Some 75 years ago this week, Hitler launched the last great German offensive through the densely forested Ardennes region near the intersection of the eastern borders of Belgium, France, and Luxembourg.
Codenamed “Operation Watch on the Rhine” over 200,000 Germans, including some of the most crack troops still available to Berlin at the time, crashed upon 80,000 American troops, including many units such as the 101st Airborne, who were under strength following heavy losses and looking forward to some time in a “quiet area” to regroup.
While the German offensive gained ground at first, eventually reinforcements– including Lt. Gen. George S. Patton Jr.’s Third Army–were rushed to the scene and counterattacked.
However, for the men trapped inside the 75-mile “bulged” salient from St. Vith to the week-long Siege of Bastogne, it was a white hell of exploding trees and an onslaught from 1,000 German panzers that those who survived never forgot.
The primary U.S. Army rifle of World War II was the M1 Garand. Designed by Canadian-born Springfield Armory engineer Jean Cantius Garand, the .30-06 caliber semi-automatic was fed with an eight-round en-bloc clip through the top of the receiver. Adopted in 1937, about 5.4 million of the rifles were produced during the conflict by Springfield and Winchester.
Also there, in the hands of support troops such as engineers — or when equipped with a Weaver scope given to infantry snipers — was the M1903 Springfield. A bolt-action Mauser-style rifle, the M1903 had been adopted by the U.S. military back during the administration of President Theodore Roosevelt, had officially been replaced by the Garand but was modified and put back into production in 1941 by Remington and the Smith-Corona Typewriter Company.
A more pint-sized weapon, the M1 Carbine, was a “war baby” of sorts, as it only started production in 1942 as a compact rifle for use by support troops such as mortar crews, radiomen and truck drivers. Tipping the scales at just 5-pounds, the semi-auto used a detachable 15-round magazine and fired the 7.62x33mm .30 Carbine cartridge.
In all, over 5 million M1 Carbines were produced by companies as varied as Winchester, General Motor’s Inland Division, National Postal Meter (guess what they made), jukebox maker Rock-Ola, and typewriter companies IBM and Underwood.
Generally reserved for use by sergeants, field-grade officers and specialist troops, the simplified wartime variant of the Auto-Ordnance Thompson– confusingly designated the M1, a label shared by both the Garand and Carbine– was heavy at 10-pounds but delivered .45ACP rounds at 700 rounds-per-minute. Although the original Colt-produced M1921 “Tommy Gun” of Prohibition bootlegger fame retailed at around $225 at the time, its WWII descendant, with a more basic layout, came in at $70.

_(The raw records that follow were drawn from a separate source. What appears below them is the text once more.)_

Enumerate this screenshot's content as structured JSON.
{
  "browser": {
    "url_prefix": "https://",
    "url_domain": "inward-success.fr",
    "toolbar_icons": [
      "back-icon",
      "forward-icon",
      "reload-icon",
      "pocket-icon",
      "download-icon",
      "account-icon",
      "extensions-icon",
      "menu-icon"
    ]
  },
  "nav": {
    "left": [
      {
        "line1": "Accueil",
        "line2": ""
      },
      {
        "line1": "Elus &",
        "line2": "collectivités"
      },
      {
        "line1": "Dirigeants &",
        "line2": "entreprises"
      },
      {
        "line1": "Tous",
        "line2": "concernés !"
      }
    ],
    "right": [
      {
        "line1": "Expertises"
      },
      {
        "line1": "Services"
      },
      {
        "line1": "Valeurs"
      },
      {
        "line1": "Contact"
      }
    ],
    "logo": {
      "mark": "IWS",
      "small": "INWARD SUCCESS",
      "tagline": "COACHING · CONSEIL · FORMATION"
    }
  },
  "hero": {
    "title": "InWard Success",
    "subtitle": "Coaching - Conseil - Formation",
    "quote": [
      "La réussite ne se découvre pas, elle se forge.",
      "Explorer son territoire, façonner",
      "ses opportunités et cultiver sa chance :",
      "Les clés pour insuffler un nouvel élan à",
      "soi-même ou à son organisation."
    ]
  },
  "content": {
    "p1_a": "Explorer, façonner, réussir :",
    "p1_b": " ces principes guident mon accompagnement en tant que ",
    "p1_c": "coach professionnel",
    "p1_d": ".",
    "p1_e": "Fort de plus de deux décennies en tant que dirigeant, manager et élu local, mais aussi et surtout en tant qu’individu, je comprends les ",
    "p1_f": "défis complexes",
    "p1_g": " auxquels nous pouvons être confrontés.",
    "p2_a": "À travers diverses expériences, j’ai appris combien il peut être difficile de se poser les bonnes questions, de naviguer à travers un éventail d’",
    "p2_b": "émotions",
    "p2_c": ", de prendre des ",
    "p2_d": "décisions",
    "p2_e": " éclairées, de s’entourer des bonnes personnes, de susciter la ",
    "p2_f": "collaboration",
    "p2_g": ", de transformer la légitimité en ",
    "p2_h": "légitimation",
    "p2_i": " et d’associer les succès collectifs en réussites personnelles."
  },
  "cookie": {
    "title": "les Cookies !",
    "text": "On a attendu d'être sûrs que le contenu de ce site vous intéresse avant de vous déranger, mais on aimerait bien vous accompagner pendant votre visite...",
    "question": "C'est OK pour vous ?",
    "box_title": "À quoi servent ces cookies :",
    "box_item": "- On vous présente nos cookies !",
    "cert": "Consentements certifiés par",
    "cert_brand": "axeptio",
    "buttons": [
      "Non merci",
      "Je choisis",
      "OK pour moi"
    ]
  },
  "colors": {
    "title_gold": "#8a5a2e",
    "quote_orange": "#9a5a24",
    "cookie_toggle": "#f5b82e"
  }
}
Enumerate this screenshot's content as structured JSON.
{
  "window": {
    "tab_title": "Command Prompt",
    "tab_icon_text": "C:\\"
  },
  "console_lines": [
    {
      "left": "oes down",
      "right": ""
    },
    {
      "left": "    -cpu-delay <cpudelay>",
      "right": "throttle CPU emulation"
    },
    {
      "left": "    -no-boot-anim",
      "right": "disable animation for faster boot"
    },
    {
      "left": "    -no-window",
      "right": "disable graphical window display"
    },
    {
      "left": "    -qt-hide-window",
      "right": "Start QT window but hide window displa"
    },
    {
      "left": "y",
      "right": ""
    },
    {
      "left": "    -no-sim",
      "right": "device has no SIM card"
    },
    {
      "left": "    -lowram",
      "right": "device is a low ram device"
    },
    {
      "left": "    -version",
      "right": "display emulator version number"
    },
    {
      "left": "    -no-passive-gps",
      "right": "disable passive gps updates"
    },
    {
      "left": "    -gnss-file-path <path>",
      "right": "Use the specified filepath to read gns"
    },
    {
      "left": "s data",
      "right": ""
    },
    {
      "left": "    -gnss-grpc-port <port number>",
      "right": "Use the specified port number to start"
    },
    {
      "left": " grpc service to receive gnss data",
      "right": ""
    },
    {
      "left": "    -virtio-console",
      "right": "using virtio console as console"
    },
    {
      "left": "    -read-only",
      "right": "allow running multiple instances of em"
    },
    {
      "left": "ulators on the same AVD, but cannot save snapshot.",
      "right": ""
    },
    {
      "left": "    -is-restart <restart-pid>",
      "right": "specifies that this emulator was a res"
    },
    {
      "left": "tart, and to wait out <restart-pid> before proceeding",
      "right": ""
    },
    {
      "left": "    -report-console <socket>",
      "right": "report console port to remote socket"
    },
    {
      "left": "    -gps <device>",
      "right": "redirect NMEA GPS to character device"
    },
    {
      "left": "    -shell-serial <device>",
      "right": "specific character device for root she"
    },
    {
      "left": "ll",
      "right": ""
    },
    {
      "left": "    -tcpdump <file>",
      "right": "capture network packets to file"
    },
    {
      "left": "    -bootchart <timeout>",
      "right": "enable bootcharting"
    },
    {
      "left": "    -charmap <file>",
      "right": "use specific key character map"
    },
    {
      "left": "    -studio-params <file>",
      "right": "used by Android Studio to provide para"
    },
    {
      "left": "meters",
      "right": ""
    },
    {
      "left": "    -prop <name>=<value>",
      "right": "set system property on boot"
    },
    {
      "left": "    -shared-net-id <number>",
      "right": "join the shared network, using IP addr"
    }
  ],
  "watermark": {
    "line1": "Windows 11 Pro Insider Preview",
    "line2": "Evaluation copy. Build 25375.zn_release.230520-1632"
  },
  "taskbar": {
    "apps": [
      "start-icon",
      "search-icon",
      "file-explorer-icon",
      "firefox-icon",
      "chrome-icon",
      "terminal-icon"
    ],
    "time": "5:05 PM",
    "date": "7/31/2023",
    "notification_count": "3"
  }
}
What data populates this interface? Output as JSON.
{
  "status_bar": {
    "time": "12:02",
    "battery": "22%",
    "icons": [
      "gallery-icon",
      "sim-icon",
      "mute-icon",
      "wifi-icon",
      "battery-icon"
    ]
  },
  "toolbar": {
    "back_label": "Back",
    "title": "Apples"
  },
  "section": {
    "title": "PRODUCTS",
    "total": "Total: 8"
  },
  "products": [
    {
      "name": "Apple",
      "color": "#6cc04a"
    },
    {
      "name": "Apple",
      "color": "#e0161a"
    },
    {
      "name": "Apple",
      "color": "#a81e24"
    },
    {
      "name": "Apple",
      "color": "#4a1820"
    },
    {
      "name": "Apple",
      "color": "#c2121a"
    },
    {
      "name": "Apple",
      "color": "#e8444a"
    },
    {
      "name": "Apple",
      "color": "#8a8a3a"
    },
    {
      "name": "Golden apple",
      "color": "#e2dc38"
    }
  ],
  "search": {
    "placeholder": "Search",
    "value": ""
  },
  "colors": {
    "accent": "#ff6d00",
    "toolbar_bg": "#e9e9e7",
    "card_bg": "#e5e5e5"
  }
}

The Thompson, in both M1928 and M1/M1A1 variants, was common in the Ardennes in the winter of 1944-45. However, they were already headed out of production in favor of the smaller, and much cheaper, M3 Grease Gun, especially with Patton’s tank crews.
Filling the gap between rifles and crew-served machine guns such as the M1919 was John Browning’s M1918 BAR. Capable of chewing through .30-06 rounds at 500-600 rounds-per-minute, the BAR could drain a 20-round detachable box magazine in just two seconds when wide open. Invented to help end the stalemate in the trenches in World War I, the hefty 23-pound automatic rifle was employed by a single man rather than a crew– a facet that made it hated by those on both sides of the muzzle, although for different reasons.
Speaking of Mr. Browning, while a few revolvers such as the M1917 and Victory-series .38s were carried, the standard handgun of the U.S. Army in Europe in 1944 and for decades both before and after was the M1911. Designed by Browning for Colt on the eve of WWI, the classic 7+1 .45ACP Government Issue longslide is iconic.
Almost 2 million of these handguns were produced during WWII by not only Colt but also Ithaca, Remington Rand, Union Switch & Signal, and Singer at an average cost of $15. They were only replaced by the M9, a modified Beretta 92, in 1986.
The U.S. Army suffered over 89,000 casualties in the six-week-long Battle of the Bulge, making it one of the largest and bloodiest battles fought by the nation’s servicemen.
For a more detailed look at the men, firepower, and background of the battle, check out the (free) 685-page U.S. Army Center of Military History reference, “The Ardennes: Battle of the Bulge” by Hugh M. Cole, as well as the vast records available through the National Archives. For more information about commemorating the battle Bastogne and other events, visit Bastogne 75 and Belgium Remembers 44-45.